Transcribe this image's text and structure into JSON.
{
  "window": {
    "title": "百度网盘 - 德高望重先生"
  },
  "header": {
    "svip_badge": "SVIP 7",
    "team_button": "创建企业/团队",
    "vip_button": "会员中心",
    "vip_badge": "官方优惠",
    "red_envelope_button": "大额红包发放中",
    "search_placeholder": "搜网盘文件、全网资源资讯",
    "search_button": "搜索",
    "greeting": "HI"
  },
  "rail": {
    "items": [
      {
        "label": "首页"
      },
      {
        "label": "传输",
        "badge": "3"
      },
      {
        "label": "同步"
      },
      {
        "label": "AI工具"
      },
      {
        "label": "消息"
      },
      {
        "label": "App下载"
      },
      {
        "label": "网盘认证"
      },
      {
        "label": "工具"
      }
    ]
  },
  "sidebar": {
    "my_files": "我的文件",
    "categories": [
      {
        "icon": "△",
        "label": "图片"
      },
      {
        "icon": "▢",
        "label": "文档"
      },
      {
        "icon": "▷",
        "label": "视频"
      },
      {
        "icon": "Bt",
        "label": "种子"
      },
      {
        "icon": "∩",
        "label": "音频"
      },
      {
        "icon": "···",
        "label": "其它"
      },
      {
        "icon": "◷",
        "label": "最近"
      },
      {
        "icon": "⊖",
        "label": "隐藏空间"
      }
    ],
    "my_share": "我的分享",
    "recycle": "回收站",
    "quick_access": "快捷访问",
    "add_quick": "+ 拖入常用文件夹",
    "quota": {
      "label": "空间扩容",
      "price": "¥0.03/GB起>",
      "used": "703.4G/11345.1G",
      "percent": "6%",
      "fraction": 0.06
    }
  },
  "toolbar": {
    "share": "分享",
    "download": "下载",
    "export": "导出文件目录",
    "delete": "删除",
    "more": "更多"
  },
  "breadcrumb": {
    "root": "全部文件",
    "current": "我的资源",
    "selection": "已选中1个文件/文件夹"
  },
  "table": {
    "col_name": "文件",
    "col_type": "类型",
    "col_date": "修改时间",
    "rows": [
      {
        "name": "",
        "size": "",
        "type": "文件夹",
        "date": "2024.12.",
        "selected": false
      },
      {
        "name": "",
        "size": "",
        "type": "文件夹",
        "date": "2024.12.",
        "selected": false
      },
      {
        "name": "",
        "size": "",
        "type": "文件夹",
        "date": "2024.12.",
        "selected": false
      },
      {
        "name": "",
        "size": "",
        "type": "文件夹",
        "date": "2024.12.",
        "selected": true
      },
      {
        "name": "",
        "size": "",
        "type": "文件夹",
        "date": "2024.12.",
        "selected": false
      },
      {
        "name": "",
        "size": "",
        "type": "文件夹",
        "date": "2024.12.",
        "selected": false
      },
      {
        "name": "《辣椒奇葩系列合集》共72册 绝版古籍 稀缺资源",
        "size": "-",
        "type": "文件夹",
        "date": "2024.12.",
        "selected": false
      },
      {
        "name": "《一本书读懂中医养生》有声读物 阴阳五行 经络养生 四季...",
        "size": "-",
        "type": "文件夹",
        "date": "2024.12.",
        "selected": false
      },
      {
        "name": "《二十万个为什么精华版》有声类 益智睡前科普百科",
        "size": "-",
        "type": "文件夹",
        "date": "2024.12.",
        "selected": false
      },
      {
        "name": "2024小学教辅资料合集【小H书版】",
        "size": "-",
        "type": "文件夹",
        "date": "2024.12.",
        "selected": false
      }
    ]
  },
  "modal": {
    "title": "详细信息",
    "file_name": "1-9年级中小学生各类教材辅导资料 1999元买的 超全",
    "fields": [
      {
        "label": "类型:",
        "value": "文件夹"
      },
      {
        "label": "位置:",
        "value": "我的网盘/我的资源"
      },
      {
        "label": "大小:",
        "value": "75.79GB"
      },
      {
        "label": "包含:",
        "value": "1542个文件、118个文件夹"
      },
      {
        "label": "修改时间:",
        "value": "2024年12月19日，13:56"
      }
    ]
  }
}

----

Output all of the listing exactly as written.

Transcribe this image's text and structure into JSON.
{
  "window": {
    "title": "百度网盘 - 德高望重先生"
  },
  "header": {
    "svip_badge": "SVIP 7",
    "team_button": "创建企业/团队",
    "vip_button": "会员中心",
    "vip_badge": "官方优惠",
    "red_envelope_button": "大额红包发放中",
    "search_placeholder": "搜网盘文件、全网资源资讯",
    "search_button": "搜索",
    "greeting": "HI"
  },
  "rail": {
    "items": [
      {
        "label": "首页"
      },
      {
        "label": "传输",
        "badge": "3"
      },
      {
        "label": "同步"
      },
      {
        "label": "AI工具"
      },
      {
        "label": "消息"
      },
      {
        "label": "App下载"
      },
      {
        "label": "网盘认证"
      },
      {
        "label": "工具"
      }
    ]
  },
  "sidebar": {
    "my_files": "我的文件",
    "categories": [
      {
        "icon": "△",
        "label": "图片"
      },
      {
        "icon": "▢",
        "label": "文档"
      },
      {
        "icon": "▷",
        "label": "视频"
      },
      {
        "icon": "Bt",
        "label": "种子"
      },
      {
        "icon": "∩",
        "label": "音频"
      },
      {
        "icon": "···",
        "label": "其它"
      },
      {
        "icon": "◷",
        "label": "最近"
      },
      {
        "icon": "⊖",
        "label": "隐藏空间"
      }
    ],
    "my_share": "我的分享",
    "recycle": "回收站",
    "quick_access": "快捷访问",
    "add_quick": "+ 拖入常用文件夹",
    "quota": {
      "label": "空间扩容",
      "price": "¥0.03/GB起>",
      "used": "703.4G/11345.1G",
      "percent": "6%",
      "fraction": 0.06
    }
  },
  "toolbar": {
    "share": "分享",
    "download": "下载",
    "export": "导出文件目录",
    "delete": "删除",
    "more": "更多"
  },
  "breadcrumb": {
    "root": "全部文件",
    "current": "我的资源",
    "selection": "已选中1个文件/文件夹"
  },
  "table": {
    "col_name": "文件",
    "col_type": "类型",
    "col_date": "修改时间",
    "rows": [
      {
        "name": "",
        "size": "",
        "type": "文件夹",
        "date": "2024.12.",
        "selected": false
      },
      {
        "name": "",
        "size": "",
        "type": "文件夹",
        "date": "2024.12.",
        "selected": false
      },
      {
        "name": "",
        "size": "",
        "type": "文件夹",
        "date": "2024.12.",
        "selected": false
      },
      {
        "name": "",
        "size": "",
        "type": "文件夹",
        "date": "2024.12.",
        "selected": true
      },
      {
        "name": "",
        "size": "",
        "type": "文件夹",
        "date": "2024.12.",
        "selected": false
      },
      {
        "name": "",
        "size": "",
        "type": "文件夹",
        "date": "2024.12.",
        "selected": false
      },
      {
        "name": "《辣椒奇葩系列合集》共72册 绝版古籍 稀缺资源",
        "size": "-",
        "type": "文件夹",
        "date": "2024.12.",
        "selected": false
      },
      {
        "name": "《一本书读懂中医养生》有声读物 阴阳五行 经络养生 四季...",
        "size": "-",
        "type": "文件夹",
        "date": "2024.12.",
        "selected": false
      },
      {
        "name": "《二十万个为什么精华版》有声类 益智睡前科普百科",
        "size": "-",
        "type": "文件夹",
        "date": "2024.12.",
        "selected": false
      },
      {
        "name": "2024小学教辅资料合集【小H书版】",
        "size": "-",
        "type": "文件夹",
        "date": "2024.12.",
        "selected": false
      }
    ]
  },
  "modal": {
    "title": "详细信息",
    "file_name": "1-9年级中小学生各类教材辅导资料 1999元买的 超全",
    "fields": [
      {
        "label": "类型:",
        "value": "文件夹"
      },
      {
        "label": "位置:",
        "value": "我的网盘/我的资源"
      },
      {
        "label": "大小:",
        "value": "75.79GB"
      },
      {
        "label": "包含:",
        "value": "1542个文件、118个文件夹"
      },
      {
        "label": "修改时间:",
        "value": "2024年12月19日，13:56"
      }
    ]
  }
}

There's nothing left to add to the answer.